Finally, the appeal to higher instances conceals a general criticism of hierarchical structures in which ordered behaviour is carried out uncritically and thus criminal behaviour can also occur without the perpetrator’s own motive. Particularly within the military and in states of war, individuals are often forced to choose between orders that may deviate from peace-oriented norms and refusals of orders, which can, however, have legal consequences.
Critical Appraisal & Relevance
The neutralization thesis has a unique status in criminology, often difficult among crime theories. On the surface, it only describes the behaviour of the perpetrator following a criminal act. Thus it seems doubtful whether it really addresses the causes of crime. An explanation of criminal behaviour is certainly less to be found in the neutralisation techniques themselves than in the implicit assumption of a flexible interpretation of norms. If one assumes that one or more of the justifications were formed before the crime and thus functioned as a kind of motive, the neutralization thesis could be presented as an etiological theory of crime in which cognitive overcoming of inner inhibitions and internalized moral concepts are causes of crime.

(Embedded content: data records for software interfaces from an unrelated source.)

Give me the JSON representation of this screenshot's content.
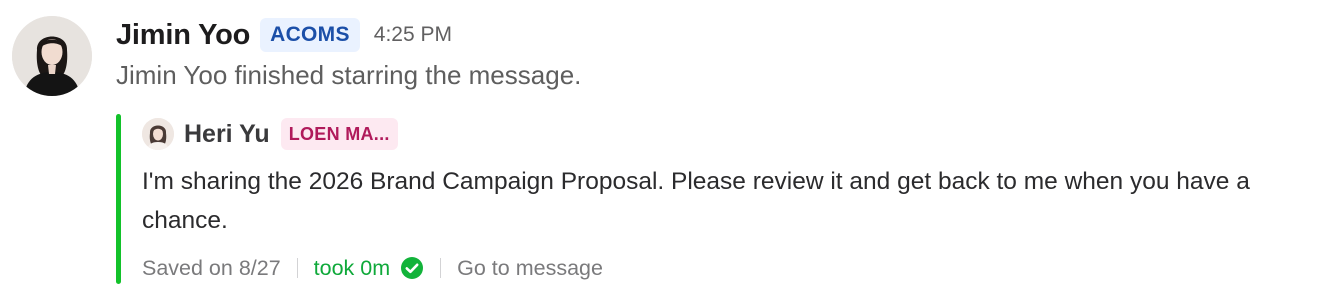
{
  "message": {
    "sender": "Jimin Yoo",
    "org_badge": "ACOMS",
    "time": "4:25 PM",
    "system_text": "Jimin Yoo finished starring the message.",
    "avatar_icon": "user-avatar-photo"
  },
  "quote": {
    "author": "Heri Yu",
    "badge": "LOEN MA...",
    "body": "I'm sharing the 2026 Brand Campaign Proposal. Please review it and get back to me when you have a chance.",
    "accent_color": "#12c22a",
    "footer": {
      "saved": "Saved on 8/27",
      "took": "took 0m",
      "status_icon": "check-circle-icon",
      "goto": "Go to message"
    }
  }
}
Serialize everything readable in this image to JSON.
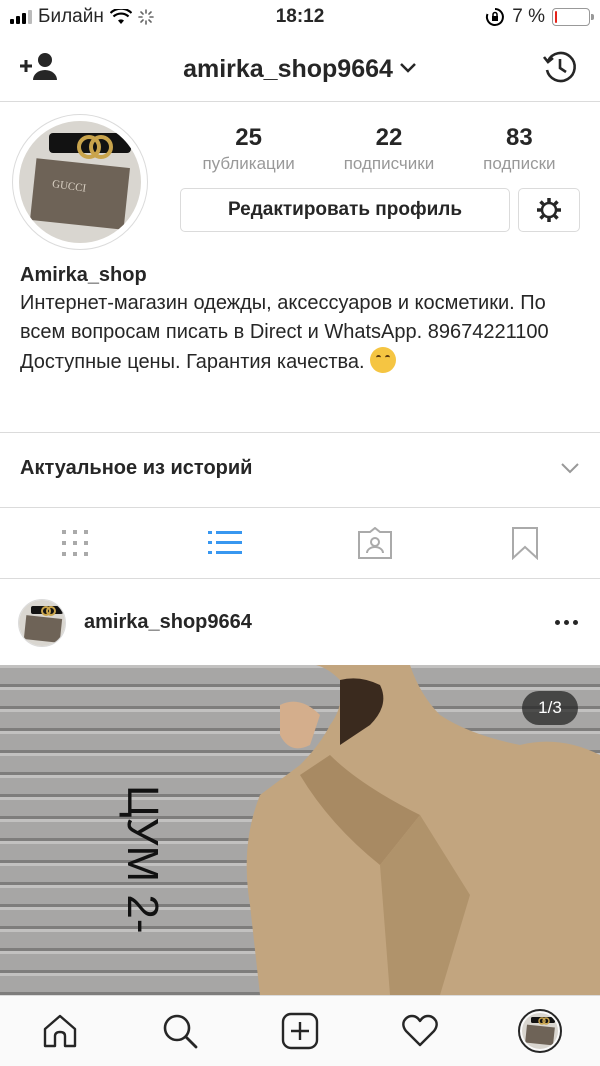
{
  "status_bar": {
    "carrier": "Билайн",
    "time": "18:12",
    "battery_percent": "7 %",
    "battery_level": 0.07,
    "battery_color": "#e5231b"
  },
  "nav": {
    "title": "amirka_shop9664",
    "left_icon": "add-person-icon",
    "right_icon": "history-icon"
  },
  "profile": {
    "stats": [
      {
        "count": "25",
        "label": "публикации"
      },
      {
        "count": "22",
        "label": "подписчики"
      },
      {
        "count": "83",
        "label": "подписки"
      }
    ],
    "edit_button": "Редактировать профиль",
    "settings_icon": "gear-icon",
    "name": "Amirka_shop",
    "bio": "Интернет-магазин одежды, аксессуаров и косметики. По всем вопросам писать в Direct и WhatsApp. 89674221100 Доступные цены. Гарантия качества."
  },
  "highlights": {
    "label": "Актуальное из историй"
  },
  "tabs": [
    {
      "icon": "grid-icon",
      "active": false
    },
    {
      "icon": "list-icon",
      "active": true
    },
    {
      "icon": "tagged-icon",
      "active": false
    },
    {
      "icon": "bookmark-icon",
      "active": false
    }
  ],
  "post": {
    "username": "amirka_shop9664",
    "counter": "1/3",
    "overlay_text": "ЦУМ 2-"
  },
  "tab_bar": [
    {
      "icon": "home-icon"
    },
    {
      "icon": "search-icon"
    },
    {
      "icon": "new-post-icon"
    },
    {
      "icon": "heart-icon"
    },
    {
      "icon": "profile-avatar"
    }
  ],
  "colors": {
    "text": "#262626",
    "muted": "#999999",
    "border": "#dbdbdb",
    "active_tab": "#3897f0"
  }
}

Empirically, it was never possible to determine exactly when the rationalizations came into being. Thus it cannot be ruled out that the techniques of neutralization will only be developed after the crime has been committed. However, a certain etiological explanation of deviating behaviour is retained to the extent that the successful rejection of one’s own guilt can reinforce future criminal action.
Sykes and Matza, however, have little concrete explanation as to when and how exactly which neutralization technique is applied and how strong or how weak the internalization of the existing norms must be, so that the perpetrator still accepts them per se, but is at the same time in a position to violate them.
In some cases, such as political extremists, it is also extremely questionable whether any society-wide norms have been internalised. If this is not the case, deviating behaviour does not have to be neutralised.
Despite all these objections, the neutralization thesis is regularly received. The five techniques mentioned appear as an almost placeless and timeless concept, the justifications can still be applied to a whole range of crimes (war crimes, white-collar crime, lower class crime, sexual violence, murder, etc.). In addition, various studies show that changing or eliminating such justification techniques actually leads to a reduction in crime. It can thus be said that the Sykes and Matzas thesis is almost uniquely topical and important.
- Gresham M. Sykes and David Matza: (1958): Techniques of Neutralization: A theory of Delinquency. In: American Sociological Review, 22, S.664-670.